## [TASK PROMPT]
Taking each line of the records in turn, count those containing "size" and report only the number.
····················
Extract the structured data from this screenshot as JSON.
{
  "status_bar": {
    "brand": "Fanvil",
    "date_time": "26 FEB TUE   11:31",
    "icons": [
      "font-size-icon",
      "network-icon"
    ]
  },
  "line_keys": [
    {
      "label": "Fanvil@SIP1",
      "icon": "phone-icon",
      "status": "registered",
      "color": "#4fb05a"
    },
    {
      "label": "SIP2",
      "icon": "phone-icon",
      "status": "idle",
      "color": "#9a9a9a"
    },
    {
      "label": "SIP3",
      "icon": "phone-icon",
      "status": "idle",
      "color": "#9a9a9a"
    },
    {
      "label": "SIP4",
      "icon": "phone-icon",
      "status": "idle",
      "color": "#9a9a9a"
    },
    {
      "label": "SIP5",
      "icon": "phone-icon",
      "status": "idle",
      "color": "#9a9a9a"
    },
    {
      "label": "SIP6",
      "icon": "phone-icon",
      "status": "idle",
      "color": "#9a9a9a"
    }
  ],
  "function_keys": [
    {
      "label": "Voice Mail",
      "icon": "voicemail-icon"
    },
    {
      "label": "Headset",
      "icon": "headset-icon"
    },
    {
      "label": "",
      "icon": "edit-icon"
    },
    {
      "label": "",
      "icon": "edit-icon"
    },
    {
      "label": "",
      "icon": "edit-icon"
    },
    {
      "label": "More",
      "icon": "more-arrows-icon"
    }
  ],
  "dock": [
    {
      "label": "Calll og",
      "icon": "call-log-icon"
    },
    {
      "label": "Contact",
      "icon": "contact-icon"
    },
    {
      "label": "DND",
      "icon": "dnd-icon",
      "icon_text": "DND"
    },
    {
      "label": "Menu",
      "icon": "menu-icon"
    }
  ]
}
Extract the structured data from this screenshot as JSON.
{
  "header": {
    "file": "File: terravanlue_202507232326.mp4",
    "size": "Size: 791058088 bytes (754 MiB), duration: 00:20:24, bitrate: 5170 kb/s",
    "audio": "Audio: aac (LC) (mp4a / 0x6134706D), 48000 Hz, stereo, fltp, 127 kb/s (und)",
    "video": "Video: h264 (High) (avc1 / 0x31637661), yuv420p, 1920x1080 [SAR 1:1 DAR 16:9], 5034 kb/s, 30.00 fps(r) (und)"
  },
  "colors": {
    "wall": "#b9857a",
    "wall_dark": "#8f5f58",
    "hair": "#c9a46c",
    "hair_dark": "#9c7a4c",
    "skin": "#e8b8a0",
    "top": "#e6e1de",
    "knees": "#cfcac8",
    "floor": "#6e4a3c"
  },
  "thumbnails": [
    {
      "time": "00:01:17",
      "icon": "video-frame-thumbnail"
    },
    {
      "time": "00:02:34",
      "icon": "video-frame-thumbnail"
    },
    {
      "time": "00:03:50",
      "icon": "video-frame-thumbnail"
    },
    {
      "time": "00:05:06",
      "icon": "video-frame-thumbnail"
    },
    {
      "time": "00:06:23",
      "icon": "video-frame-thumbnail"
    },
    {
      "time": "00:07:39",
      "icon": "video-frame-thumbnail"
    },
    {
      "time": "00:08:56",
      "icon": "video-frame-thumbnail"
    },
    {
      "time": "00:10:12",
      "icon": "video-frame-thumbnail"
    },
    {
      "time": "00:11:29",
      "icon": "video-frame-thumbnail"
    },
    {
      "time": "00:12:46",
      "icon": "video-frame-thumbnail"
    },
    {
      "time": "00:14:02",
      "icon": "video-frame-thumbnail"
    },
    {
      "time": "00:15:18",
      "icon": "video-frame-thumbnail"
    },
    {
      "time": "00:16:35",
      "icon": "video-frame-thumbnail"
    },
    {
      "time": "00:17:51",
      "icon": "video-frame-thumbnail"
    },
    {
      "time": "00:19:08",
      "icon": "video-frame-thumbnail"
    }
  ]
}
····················
## [RESULT BELOW]
2